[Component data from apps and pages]
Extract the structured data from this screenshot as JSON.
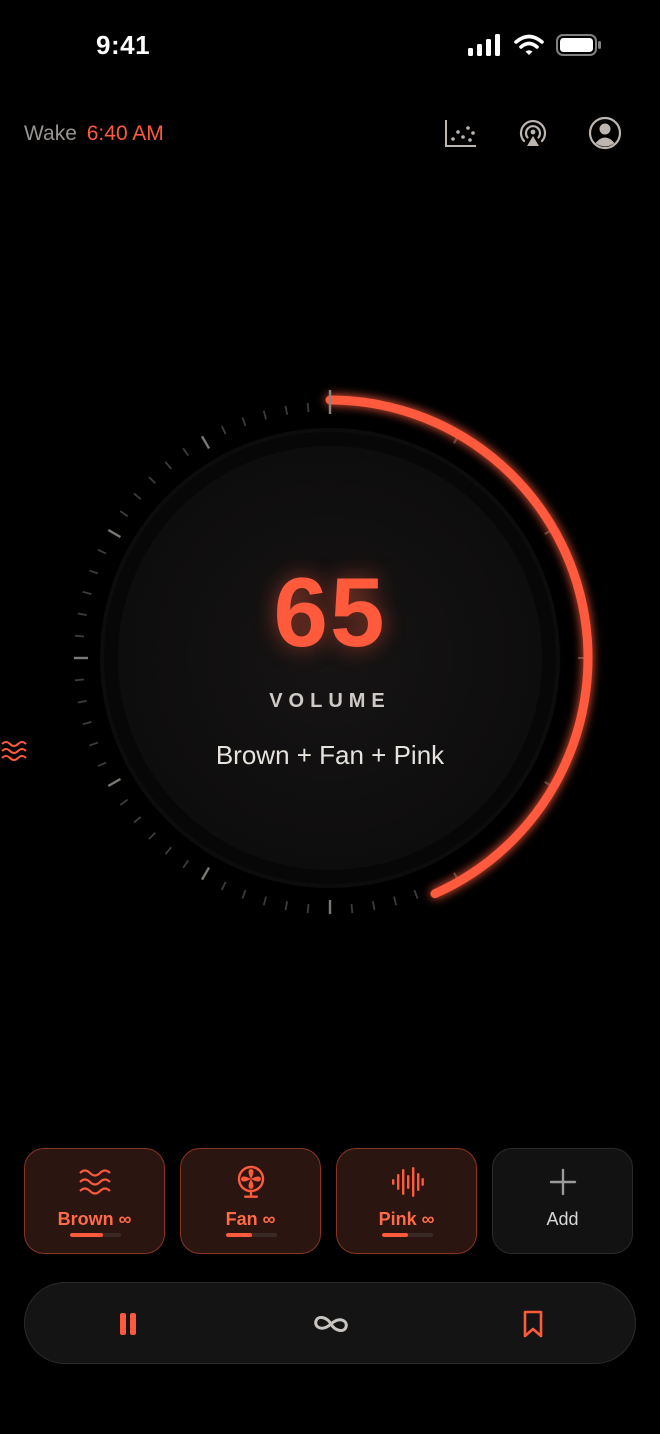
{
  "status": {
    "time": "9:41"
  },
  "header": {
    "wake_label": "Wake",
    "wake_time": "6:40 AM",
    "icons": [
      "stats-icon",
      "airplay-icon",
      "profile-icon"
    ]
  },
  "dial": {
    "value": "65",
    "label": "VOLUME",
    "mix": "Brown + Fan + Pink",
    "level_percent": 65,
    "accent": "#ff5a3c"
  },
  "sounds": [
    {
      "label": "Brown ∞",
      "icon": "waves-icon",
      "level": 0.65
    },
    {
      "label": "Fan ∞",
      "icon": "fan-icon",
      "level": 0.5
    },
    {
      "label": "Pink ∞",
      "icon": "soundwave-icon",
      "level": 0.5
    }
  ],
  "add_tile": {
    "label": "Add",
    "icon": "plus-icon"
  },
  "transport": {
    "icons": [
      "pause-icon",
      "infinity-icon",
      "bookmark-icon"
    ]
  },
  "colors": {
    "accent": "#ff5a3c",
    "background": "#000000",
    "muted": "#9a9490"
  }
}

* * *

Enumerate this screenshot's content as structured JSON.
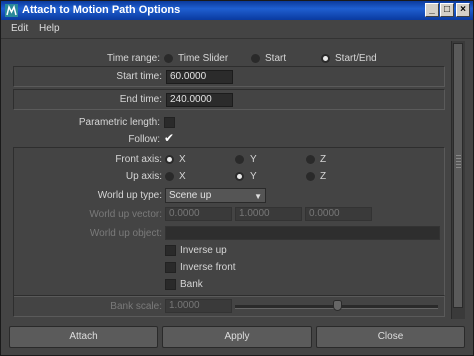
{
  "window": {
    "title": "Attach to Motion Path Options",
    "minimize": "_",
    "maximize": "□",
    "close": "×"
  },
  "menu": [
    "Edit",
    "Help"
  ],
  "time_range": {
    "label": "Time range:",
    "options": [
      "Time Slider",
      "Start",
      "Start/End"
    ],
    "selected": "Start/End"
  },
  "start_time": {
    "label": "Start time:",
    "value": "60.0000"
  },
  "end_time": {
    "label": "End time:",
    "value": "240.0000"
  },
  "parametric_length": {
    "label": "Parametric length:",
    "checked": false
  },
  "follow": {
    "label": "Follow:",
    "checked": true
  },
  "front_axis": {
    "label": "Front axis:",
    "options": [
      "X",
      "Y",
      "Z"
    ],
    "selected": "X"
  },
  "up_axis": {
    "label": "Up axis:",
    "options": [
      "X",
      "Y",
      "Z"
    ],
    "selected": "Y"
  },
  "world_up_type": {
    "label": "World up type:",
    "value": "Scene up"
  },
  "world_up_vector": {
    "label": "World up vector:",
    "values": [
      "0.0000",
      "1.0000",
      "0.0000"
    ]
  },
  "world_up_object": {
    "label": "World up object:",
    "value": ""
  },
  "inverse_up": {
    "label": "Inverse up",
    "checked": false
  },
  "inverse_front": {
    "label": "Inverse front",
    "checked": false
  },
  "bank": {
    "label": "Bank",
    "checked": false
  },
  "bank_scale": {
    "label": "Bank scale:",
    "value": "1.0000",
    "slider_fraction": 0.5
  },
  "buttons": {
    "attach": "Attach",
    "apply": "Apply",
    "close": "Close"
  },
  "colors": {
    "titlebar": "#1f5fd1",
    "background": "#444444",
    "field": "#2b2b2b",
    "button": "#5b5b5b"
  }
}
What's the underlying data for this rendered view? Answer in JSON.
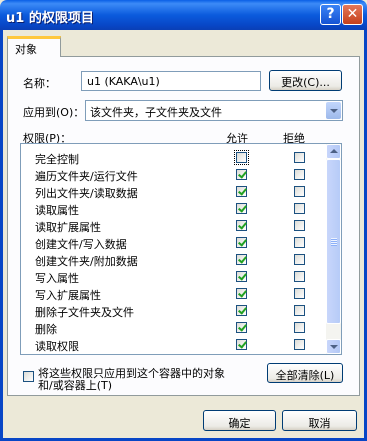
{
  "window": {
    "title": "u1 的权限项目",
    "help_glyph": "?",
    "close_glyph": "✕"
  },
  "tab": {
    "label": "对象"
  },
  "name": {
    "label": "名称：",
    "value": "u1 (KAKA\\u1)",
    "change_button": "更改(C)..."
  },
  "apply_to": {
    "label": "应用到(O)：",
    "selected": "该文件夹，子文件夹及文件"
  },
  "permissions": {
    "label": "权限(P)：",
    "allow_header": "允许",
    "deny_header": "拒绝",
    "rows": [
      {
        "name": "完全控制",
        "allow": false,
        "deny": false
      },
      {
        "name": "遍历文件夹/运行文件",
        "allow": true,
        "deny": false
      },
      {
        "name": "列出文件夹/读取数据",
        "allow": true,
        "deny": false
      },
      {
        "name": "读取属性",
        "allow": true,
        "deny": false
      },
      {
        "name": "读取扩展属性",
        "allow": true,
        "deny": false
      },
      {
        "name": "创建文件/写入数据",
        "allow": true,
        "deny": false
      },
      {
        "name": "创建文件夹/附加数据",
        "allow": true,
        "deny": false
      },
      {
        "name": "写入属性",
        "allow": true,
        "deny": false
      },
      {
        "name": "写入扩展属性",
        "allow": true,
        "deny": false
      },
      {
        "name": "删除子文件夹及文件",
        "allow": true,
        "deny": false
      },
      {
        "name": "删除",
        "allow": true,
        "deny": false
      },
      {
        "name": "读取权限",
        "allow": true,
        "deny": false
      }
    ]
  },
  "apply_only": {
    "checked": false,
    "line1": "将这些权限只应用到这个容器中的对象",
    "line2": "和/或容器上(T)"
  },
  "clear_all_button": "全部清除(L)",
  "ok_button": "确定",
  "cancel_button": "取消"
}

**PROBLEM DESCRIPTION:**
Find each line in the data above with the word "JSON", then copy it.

**ANSWER TO THIS TASK:**
Extract the structured data from this screenshot as JSON.
Enumerate this screenshot's content as structured JSON.
What's the underlying data for this rendered view? Answer in JSON.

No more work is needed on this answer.